I'll confess that I do have one tool like that, my garlic press. But sometimes I want the garlic put through the press, not diced. So that's my token unitool.

Otherwise, I'm with you, Dan. I can slice my brownies myself and if one is bigger, oh well.

Charmian @ Christie's Corner said...

I hear you about useless features, but I'm actually going to defend some higher priced peelers. If you have arthritis paying extra for a comfortable hand grip is worth the money.

Daniel said...

Hi Kittiesx3: I admit I have a garlic press too, and I use it quite a lot. For the me the measure of a unitasker is if you use it and if it saves real labor. That brownie thing obviously does neither.

Charmian, I know I can always count on you for a good contra-case! Thanks for weighing in. I hear you. But that ergonomic handle shouldn't cost that much--and the view-obstructing metal cover most certainly isn't worth the extra money. Just my opinion, of course.


Unknown said...

Came here from Julia's "Grow Cook Eat" (Thanks Julia).

I was the Anonymous (GarlicMan76458) that rubbed my eyes only once after slicing jalapenos.

I like to make Chicken Marsala and I saw your recipe... now you've got another stalker, er, I mean follower. Can't wait to try your recipe.
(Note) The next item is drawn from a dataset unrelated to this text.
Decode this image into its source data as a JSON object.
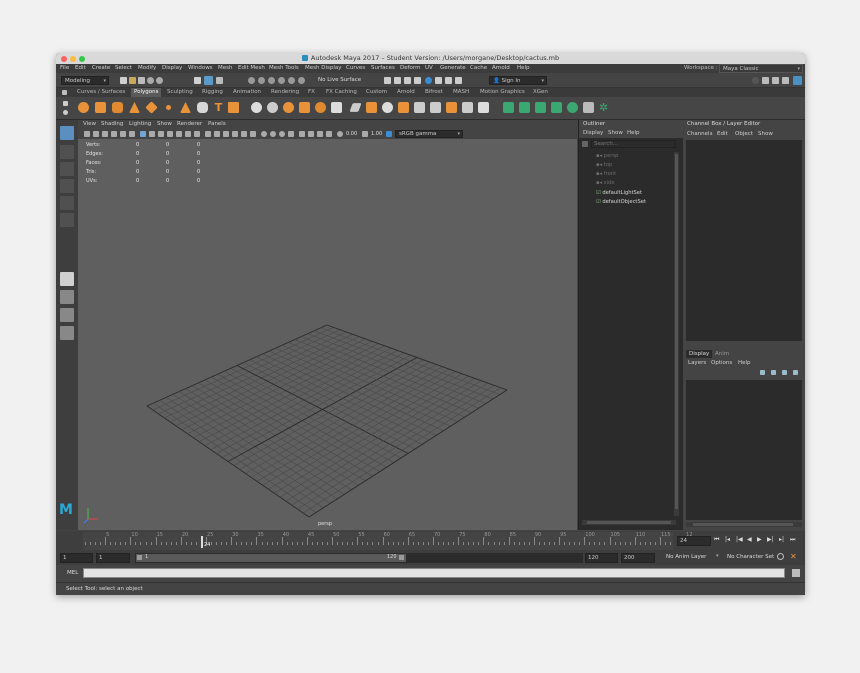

I've favorited your blog.

Mike Bialas aka GarlicMan76458
Jack County Gourmet Garlic
Circle P Farm and Ranch
Jacksboro, TX 76458

Daniel said...

Hi Garlic Man, thanks for stopping by and spreading positive vibes!